Now let the honor accorded to the first man before his condemnation pass over to this second Man. A woman brought death upon us; a woman has now brought forth life. The likeness of our sinful flesh was born so that this sinful flesh might be cleansed. Let not the flesh be blamed, but let it die to sin so that it may live by its real nature; let him who was in sin be born again in Him who was born without sin.

Exult, you holy youths, who, having chosen Christ as a model eminently worthy of imitation, have not sought marriage. He whom you have thus esteemed did not come to you through marriage, so that He might bestow upon you the grace to despise the means through which you came into the world. For you came into existence through carnal union, without which He came to spiritual nuptials; and to you, whom He has called in a special way to spiritual nuptials, He has granted the grace to scorn earthly ones. Therefore, you have not sought joys from the source whence you derived existence because you, more than others, have loved Him who did not come into the world in that manner.

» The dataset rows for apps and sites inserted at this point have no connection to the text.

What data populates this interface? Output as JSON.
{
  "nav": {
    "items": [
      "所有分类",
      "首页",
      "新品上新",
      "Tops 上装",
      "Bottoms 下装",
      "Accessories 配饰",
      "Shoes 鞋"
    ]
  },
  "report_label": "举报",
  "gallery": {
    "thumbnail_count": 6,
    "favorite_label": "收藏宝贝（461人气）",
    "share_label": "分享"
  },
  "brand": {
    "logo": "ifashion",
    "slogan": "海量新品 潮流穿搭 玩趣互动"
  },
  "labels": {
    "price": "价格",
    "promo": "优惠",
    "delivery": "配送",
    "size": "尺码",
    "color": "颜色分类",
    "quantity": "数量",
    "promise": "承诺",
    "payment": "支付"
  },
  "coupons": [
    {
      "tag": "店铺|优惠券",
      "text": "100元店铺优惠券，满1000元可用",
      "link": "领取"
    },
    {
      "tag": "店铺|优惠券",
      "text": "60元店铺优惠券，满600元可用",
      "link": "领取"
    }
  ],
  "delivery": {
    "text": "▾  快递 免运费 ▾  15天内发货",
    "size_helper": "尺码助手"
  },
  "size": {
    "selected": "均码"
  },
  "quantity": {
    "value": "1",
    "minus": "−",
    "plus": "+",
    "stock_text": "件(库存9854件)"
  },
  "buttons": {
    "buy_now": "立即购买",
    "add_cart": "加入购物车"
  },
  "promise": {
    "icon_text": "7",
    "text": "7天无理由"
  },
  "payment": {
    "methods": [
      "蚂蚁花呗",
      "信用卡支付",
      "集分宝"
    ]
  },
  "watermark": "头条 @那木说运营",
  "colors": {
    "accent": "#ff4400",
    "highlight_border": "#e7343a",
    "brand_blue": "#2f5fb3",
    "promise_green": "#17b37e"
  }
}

Exult, you holy virgins. A Virgin has brought forth for you One whom you may wed without defilement, and you can lose the One whom you love neither by conceiving nor by bringing forth children.

Exult, you who are just; it is the birthday of the Justifier.

Exult, you who are weak and ill; it is the birthday of the Saviour.

Exult, you who are captives; it is the birthday of the Redeemer.

Exult, you who are slaves; it is the birthday of the Ruler.

Exult, you who are free; it is the birthday of the Liberator.

Exult, all Christians; it is the birthday of Christ.

This child, born of the Father, created all ages; now, born of a mother, He has commended this day. That first nativity could not possibly have had a mother, nor did the second one call for any man as a father. In a word, Christ was born of both a father and a mother, and He was born without a father and without a mother; for as God He was born of the Father and as Man He was born of a mother; as God He was born without a mother and as Man He was born without a father.

Therefore, “Who shall declare his generation?” whether we consider His generation without the limits of time or that without seed; the one without a beginning or that without precedent; the one which has no end or that which has its beginning there where it has its end.

Rightly, then, did the Prophets announce that He would be born; truly did the heavens and angels announce that He had been born. He who sustains the world lay in a manger, a wordless Child, yet the Word of God.

Him whom the heavens do not contain the bosom of one woman bore. She ruled our King; she carried Him in whom we exist; she fed our Bread. O manifest weakness and marvelous humility in which all divinity lay hid! By His power He ruled the mother to whom His infancy was subject, and He nourished with truth her whose breasts suckled Him.

May He who did not despise our lowly beginnings perfect His work in us, and may He who wished on account of us to become the Son of Man make us the sons of God. (Sermon 184)


*Image: The Virgin and Child by Andrea Mantegna, c. 1470 [Gemäldegalerie, Berlin]

St. Augustine (354-430) was born in Thagaste (in modern-day Algeria). After leading a wild youth, he became a faithful Catholic under the influence of his mother, St. Monica, and his teacher, St. Ambrose of Milan. Two of his books, “Confessions” and “The City of God,” are considered among the greatest works of Christian apologetics.